*** Begin section ***

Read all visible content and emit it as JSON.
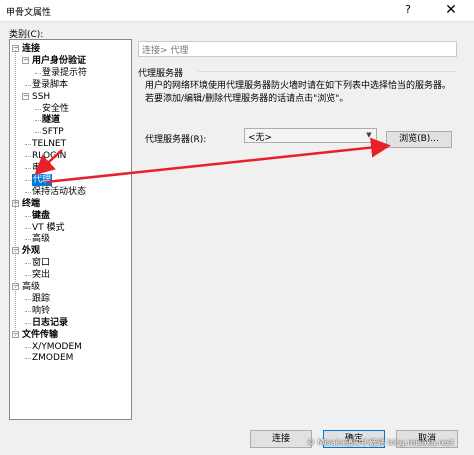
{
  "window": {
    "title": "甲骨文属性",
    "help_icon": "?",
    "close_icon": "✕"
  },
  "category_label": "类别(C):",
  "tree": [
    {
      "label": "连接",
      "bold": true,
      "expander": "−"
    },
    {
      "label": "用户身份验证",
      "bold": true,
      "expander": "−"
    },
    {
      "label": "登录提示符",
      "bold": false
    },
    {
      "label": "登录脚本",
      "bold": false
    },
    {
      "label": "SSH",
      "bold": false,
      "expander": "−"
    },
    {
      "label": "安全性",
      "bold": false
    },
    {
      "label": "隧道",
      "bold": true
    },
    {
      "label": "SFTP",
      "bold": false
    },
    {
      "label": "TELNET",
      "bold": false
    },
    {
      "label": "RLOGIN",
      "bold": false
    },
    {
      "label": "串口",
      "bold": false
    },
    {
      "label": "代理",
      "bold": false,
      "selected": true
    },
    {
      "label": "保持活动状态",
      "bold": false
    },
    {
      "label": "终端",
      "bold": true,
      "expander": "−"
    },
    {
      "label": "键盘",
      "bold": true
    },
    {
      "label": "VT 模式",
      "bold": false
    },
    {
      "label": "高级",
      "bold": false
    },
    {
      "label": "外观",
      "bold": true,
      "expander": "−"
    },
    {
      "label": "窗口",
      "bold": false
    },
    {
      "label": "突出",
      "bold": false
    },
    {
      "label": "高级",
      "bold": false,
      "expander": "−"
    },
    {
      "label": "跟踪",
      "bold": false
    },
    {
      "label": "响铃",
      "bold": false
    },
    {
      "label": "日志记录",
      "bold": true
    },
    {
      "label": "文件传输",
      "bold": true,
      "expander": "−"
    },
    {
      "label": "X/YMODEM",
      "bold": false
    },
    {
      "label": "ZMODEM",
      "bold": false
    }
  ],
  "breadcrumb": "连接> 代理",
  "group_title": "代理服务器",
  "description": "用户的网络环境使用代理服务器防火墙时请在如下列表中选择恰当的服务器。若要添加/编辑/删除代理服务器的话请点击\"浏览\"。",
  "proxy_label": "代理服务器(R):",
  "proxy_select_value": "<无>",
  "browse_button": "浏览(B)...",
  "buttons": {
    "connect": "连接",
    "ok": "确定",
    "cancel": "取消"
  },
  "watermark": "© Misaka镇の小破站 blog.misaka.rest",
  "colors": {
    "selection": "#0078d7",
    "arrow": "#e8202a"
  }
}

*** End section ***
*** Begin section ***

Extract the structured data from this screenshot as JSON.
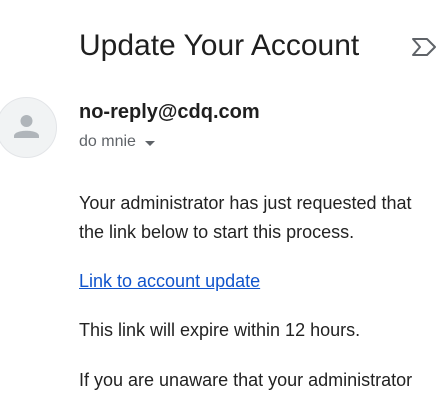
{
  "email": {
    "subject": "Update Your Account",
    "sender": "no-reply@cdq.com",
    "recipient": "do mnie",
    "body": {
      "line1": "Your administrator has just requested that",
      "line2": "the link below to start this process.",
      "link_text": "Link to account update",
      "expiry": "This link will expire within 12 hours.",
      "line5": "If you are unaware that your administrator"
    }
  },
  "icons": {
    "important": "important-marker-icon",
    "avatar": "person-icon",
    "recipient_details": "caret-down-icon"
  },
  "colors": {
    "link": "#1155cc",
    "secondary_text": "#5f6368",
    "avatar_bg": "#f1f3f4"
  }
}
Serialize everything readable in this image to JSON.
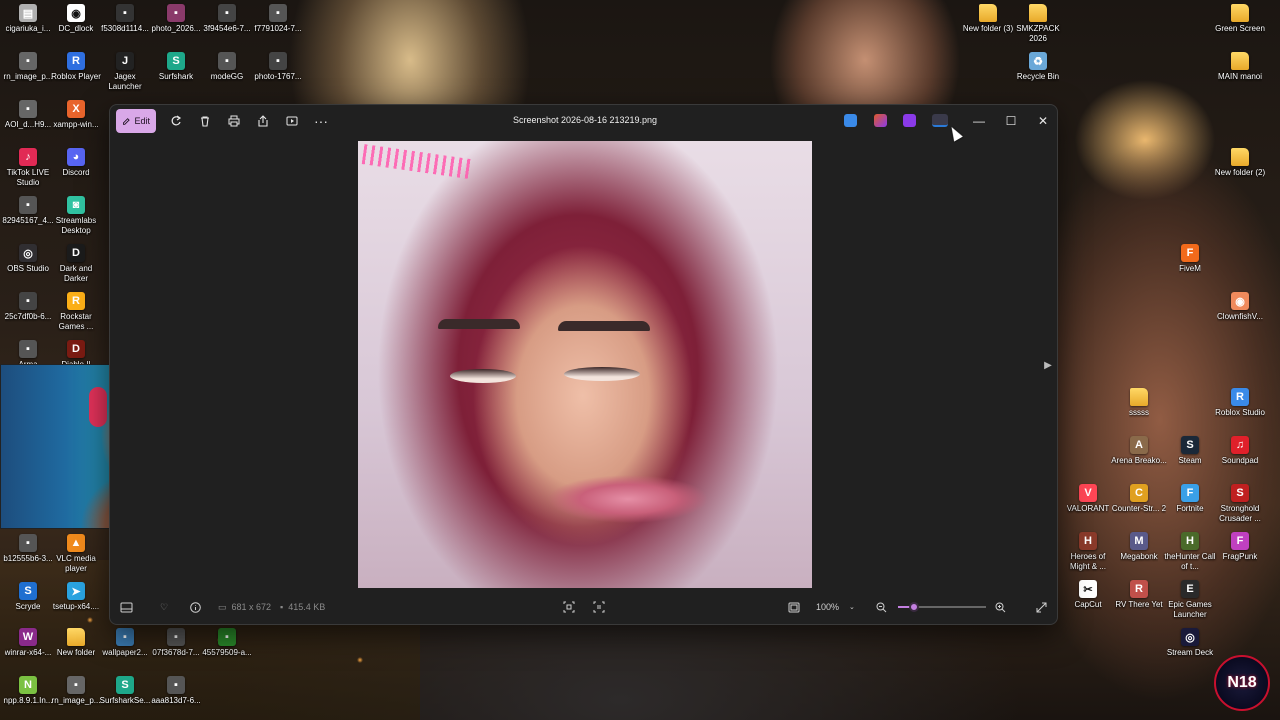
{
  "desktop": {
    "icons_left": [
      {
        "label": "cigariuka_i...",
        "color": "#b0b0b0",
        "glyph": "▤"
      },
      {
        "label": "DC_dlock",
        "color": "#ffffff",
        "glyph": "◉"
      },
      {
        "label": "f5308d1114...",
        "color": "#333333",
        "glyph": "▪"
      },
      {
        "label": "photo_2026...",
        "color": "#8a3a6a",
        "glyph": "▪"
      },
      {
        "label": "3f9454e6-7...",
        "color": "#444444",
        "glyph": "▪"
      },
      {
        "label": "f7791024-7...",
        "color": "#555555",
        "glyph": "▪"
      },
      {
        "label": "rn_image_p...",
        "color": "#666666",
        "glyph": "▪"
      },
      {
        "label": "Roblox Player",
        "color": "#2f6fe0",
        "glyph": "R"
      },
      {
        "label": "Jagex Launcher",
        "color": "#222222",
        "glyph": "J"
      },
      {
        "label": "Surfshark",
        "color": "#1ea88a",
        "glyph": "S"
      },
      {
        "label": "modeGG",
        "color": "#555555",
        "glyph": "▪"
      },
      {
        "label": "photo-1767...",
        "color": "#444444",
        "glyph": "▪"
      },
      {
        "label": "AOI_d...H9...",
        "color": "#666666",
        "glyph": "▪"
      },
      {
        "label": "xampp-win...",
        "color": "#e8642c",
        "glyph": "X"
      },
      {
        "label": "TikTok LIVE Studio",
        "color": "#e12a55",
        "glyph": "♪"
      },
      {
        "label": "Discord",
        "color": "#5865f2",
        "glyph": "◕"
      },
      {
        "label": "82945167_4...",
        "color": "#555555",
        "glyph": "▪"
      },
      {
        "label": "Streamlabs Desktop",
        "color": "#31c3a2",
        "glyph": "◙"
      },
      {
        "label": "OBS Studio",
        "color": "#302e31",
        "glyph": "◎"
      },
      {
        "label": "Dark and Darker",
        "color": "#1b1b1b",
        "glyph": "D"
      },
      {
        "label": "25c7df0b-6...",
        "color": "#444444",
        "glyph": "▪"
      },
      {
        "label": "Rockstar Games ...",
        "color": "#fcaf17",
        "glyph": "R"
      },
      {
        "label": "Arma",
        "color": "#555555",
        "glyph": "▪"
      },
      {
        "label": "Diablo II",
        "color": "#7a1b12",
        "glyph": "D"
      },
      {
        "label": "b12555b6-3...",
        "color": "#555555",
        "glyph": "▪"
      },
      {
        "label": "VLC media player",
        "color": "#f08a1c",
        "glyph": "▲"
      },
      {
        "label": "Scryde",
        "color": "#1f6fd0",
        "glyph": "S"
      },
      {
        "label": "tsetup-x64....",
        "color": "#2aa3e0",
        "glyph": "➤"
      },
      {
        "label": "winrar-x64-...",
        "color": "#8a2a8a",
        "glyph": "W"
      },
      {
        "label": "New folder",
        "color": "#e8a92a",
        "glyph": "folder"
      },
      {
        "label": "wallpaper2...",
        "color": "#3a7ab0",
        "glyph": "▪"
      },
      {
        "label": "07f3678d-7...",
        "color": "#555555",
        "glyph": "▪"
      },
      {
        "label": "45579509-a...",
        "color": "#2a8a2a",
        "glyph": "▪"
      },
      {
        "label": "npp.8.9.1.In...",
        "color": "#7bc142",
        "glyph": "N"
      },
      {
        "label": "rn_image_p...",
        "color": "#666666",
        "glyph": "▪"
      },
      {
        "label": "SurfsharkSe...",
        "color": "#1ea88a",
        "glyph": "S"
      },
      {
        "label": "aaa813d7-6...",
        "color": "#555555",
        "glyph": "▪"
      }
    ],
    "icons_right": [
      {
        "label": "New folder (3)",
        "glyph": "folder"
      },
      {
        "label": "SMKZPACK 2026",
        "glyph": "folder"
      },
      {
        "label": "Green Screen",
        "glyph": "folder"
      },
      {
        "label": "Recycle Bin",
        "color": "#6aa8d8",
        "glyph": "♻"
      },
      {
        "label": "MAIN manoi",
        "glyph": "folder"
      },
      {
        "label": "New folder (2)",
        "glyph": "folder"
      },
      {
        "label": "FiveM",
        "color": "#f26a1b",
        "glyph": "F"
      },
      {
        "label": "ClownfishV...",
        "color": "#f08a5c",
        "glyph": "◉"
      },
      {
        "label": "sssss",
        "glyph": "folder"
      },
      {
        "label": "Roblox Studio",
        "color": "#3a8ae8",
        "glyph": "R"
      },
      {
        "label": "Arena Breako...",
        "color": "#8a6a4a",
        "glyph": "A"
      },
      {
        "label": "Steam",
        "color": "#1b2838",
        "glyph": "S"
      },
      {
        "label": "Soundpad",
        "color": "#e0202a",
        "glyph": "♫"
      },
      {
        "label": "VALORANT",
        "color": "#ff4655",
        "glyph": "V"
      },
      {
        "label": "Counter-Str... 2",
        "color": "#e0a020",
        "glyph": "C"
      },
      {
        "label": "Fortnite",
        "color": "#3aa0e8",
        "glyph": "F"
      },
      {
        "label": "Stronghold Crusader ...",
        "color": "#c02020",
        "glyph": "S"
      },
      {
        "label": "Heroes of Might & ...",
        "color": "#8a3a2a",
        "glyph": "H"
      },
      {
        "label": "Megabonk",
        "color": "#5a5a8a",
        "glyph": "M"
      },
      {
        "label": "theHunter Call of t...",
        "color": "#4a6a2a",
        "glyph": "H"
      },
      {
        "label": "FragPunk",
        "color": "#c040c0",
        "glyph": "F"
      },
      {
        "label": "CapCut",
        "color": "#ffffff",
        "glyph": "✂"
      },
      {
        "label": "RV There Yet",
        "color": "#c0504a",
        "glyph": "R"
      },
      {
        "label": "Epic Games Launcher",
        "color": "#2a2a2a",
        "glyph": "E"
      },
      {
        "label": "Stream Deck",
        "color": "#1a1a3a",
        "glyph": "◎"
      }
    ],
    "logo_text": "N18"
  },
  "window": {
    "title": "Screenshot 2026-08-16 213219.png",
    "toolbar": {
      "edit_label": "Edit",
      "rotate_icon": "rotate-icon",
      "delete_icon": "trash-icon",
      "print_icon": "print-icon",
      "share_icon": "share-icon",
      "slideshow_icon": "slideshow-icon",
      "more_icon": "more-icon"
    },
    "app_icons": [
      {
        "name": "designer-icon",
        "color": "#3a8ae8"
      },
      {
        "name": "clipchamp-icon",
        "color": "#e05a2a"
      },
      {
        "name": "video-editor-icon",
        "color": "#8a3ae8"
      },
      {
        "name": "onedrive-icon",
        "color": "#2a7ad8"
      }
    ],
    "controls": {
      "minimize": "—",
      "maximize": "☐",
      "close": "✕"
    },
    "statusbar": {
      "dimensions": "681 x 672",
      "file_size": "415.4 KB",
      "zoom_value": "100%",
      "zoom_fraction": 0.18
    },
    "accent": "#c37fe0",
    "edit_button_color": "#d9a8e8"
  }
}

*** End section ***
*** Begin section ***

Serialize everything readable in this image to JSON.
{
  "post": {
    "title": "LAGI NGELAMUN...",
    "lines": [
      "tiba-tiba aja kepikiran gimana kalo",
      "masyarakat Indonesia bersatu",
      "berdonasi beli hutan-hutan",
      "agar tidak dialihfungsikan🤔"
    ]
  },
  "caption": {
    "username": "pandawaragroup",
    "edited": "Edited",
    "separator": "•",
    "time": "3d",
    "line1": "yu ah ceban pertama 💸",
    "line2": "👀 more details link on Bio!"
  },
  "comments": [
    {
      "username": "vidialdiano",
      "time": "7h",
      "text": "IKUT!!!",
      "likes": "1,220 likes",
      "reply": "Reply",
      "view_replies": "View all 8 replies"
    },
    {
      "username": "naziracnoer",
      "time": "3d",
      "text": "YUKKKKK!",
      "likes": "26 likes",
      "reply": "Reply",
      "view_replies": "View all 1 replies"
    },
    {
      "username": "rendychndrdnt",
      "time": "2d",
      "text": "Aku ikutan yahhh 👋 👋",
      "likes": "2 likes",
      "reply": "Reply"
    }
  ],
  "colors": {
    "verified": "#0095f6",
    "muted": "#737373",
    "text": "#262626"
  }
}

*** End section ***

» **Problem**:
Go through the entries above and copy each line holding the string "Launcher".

» **Solution to this exercise**:
        "label": "Jagex Launcher",
        "label": "Epic Games Launcher",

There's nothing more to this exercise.